The New York Review of Books catalog (NYRB) has long been a haven for the male literary world—which is odd, considering the company they keep. In the world of online literary reviews, numerous discussions and statistical analyses in recent years have focused on the issue of equality in publishing, from reviews to lists to book covers to systemic misogyny.
Of particular interest is the statistical representation of women in noted review journals like NYRB, which has historically been low—so low that one action group, VIDA: Women in Literary Arts, has started keeping “The Count,” which looks annually at the number of female authors and reviewers in major media outlets and review publications.
Yet, as the Village Voice noted yesterday, the NYRB has so far failed to get the memo that inclusivity matters to, well, most of publishing at this point.
Last week, the NYRB drove that home even further by publishing a particularly skewed issue of their review, which had only two female contributors and nearly 30 male contributors. When VIDA wrote them in protest, the NYRB senior editor Robert Silvers responded to their letter with one of his own.
VIDA’s founder, Erin Belieu, wrote a stern letter to the editor chastising the NYRB for its blatant gender bias, which VIDA viewed as a willful disregard for “the cultural conversation happening around you.”
“[R]esponsibility for your distinction as one of the worst offenders included in VIDA’s Count rests with your editorial policies,” VIDA wrote. “At present, it appears that NYRoB believes women have little to add to our country’s literary conversation.”
Silvers responded by allegedly sending the same form letter to everyone who wrote in.
In response to recent comments about contributions by women to the New York Review, I want to say that we certainly hope to publish more women writers. But I wonder if our critics have fairly considered the many reviews, essays, and poems by women that have appeared in the Review and on the Review’s blog.

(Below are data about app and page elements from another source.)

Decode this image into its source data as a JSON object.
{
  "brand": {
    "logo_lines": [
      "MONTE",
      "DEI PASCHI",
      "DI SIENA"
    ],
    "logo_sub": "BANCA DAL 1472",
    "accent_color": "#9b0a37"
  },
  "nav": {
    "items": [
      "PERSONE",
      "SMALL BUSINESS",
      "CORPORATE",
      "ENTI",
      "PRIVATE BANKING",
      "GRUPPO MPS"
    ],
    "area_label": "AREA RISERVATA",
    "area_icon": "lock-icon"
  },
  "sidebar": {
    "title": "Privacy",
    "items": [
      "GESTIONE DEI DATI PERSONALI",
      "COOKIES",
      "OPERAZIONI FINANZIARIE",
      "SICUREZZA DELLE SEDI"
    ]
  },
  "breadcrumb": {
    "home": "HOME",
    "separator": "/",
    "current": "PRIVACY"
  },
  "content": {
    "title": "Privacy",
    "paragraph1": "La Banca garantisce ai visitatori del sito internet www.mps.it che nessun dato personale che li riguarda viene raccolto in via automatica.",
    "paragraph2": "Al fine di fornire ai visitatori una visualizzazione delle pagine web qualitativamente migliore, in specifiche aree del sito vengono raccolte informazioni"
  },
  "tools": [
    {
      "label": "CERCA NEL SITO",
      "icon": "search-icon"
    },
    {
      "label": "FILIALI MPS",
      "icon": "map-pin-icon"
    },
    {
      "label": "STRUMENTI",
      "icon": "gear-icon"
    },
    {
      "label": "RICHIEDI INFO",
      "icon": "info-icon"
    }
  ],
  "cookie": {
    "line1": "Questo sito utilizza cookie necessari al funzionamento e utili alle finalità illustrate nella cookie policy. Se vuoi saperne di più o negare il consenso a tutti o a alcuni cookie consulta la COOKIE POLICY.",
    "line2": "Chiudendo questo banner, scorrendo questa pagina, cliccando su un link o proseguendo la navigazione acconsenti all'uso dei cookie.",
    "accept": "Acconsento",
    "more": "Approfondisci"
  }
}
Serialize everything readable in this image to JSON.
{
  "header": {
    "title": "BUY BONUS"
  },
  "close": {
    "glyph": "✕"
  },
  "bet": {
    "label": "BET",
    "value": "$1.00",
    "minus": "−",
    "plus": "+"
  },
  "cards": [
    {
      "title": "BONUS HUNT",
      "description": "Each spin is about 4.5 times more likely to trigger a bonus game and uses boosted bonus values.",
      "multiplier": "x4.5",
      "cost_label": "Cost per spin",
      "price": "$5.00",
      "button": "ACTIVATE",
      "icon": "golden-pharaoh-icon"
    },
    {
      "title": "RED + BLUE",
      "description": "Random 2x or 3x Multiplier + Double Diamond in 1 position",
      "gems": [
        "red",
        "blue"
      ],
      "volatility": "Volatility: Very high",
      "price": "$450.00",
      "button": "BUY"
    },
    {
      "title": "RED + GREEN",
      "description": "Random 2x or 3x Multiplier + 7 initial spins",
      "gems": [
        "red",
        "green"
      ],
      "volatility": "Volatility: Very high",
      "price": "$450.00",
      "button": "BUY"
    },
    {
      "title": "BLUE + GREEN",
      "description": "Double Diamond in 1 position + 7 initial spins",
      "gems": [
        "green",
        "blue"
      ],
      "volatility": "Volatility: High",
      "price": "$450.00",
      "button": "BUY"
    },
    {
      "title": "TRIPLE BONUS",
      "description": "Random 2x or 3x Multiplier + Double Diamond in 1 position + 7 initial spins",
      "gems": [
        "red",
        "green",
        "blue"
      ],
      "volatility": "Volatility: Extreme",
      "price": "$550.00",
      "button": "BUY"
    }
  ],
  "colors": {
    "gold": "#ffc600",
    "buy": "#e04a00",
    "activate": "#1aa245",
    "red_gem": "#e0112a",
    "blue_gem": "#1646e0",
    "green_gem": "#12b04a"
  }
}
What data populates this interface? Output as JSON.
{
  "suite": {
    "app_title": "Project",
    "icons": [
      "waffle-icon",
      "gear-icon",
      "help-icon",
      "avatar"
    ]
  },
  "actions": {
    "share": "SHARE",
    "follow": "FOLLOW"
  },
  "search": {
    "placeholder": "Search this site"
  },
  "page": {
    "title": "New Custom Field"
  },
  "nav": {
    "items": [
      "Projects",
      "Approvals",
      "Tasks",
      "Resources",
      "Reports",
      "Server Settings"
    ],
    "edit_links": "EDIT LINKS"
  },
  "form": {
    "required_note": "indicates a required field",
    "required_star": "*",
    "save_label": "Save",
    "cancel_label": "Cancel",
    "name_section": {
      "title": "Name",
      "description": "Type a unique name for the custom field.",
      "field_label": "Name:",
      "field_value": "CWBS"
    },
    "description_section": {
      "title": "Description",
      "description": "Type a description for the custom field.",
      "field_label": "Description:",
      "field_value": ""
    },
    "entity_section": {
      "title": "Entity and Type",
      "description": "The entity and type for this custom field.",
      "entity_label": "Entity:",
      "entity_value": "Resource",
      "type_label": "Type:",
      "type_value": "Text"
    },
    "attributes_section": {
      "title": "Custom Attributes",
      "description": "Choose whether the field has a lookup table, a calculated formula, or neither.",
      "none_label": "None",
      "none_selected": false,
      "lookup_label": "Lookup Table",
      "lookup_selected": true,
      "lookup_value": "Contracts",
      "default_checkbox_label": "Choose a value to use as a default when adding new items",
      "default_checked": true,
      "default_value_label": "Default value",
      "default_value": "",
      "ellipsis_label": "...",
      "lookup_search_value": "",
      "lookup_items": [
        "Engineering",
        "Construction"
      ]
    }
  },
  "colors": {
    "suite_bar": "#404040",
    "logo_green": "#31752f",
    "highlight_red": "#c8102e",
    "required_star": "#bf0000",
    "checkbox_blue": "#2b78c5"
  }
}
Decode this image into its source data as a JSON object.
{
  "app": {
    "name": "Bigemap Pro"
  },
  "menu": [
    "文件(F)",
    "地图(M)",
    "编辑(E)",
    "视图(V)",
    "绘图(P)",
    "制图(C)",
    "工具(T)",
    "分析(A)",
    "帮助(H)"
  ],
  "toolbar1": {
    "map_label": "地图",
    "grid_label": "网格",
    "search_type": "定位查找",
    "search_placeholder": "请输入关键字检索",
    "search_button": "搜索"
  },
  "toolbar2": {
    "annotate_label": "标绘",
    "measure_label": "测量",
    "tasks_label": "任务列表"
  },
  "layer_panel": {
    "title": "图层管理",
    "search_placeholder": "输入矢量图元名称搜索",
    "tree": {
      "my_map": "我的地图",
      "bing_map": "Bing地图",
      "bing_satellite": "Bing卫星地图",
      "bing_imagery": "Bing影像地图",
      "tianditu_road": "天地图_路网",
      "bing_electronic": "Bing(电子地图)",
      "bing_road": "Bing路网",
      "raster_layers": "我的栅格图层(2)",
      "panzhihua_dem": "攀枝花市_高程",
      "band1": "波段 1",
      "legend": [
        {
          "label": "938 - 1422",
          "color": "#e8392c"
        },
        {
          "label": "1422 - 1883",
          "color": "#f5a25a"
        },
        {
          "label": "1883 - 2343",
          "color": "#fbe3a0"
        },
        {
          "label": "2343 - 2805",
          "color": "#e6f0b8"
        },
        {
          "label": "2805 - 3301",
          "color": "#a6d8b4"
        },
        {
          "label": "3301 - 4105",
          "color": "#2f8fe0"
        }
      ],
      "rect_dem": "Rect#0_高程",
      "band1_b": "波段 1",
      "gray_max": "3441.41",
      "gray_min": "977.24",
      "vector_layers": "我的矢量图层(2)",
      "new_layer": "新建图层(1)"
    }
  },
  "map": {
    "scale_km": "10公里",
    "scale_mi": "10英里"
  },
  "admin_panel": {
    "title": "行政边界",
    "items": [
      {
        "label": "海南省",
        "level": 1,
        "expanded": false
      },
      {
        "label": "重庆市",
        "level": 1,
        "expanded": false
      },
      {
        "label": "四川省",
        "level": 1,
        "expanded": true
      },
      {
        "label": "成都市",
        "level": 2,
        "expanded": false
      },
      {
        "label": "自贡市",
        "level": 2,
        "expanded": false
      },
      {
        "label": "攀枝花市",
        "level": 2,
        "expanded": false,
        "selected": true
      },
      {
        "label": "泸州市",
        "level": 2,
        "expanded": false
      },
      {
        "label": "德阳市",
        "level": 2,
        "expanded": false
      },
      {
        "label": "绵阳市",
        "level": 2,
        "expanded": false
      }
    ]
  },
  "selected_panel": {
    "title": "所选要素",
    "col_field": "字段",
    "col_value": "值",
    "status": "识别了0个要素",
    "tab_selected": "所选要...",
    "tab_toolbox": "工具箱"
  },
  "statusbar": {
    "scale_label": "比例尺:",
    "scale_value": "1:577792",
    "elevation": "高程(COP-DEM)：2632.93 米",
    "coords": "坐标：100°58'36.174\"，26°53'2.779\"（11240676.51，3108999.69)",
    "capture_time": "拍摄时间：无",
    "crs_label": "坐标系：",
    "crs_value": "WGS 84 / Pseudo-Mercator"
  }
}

A list of their contributions just during our last year of publication follows. No one who has read the work of these writers could say that the New York Review dismisses the work of women writers generally, or that the New York Review “believes women have little to add to our country’s literary conversation.”
The rest of Silvers’s letter is, as promised, a list of women who have appeared in the NYRB. The list provided appears to not only ignore VIDA’s primary criticism about discussion, but to dismiss the fact that VIDA’s “Count” project (which only notes the publication’s main content, not any side content on the website’s blog), consists entirely of noting how many, and which, women writers are featured in major review outlets.
“The implication kind of seems to be that the ladies at VIDA don’t know how to count,” the Voice pointed out.
Women in publishing on the Internet were likewise unimpressed.
So Bob Silvers responds to VIDA’s justifiable complaints about gender disparity in NYRB with…token counting? Geez. http://t.co/CPmk6ZZGb7
— Sarah Weinman (@sarahw) August 22, 2013
— Louise Pennington (@LeStewpot) August 22, 2013
@deadwhiteguys So basically, “Calm down, ladies. Can’t you see there is no problem here?”
— Chrisbookarama (@chrisbookarama) August 22, 2013
Though VIDA is not the only website keeping count of the number of women being represented in the online review blogosphere, its annual survey, begun in 2009, is perhaps the most widely recognized. Any indifference apparent in the NYRB response to VIDA and its supporters will doubtless be widely recognized as well.
“Our outreach to Mr. Silvers is hopeful,” wrote VIDA representative Amy King on the Voice website, “and while on the surface [Silvers’s] reply seems non-committal, we hold out … that he might begin to take steps, however quietly or publicly, to redress the gender imbalances in his publication.”
Preferably before the 2013 survey comes out.
Photo via gpforeducation/Flickr
Aja Romano is a geek culture reporter and fandom expert. Their reporting at the Daily Dot covered everything from Harry Potter and anime to Tumblr and Gamergate. Romano joined Vox as a staff reporter in 2016.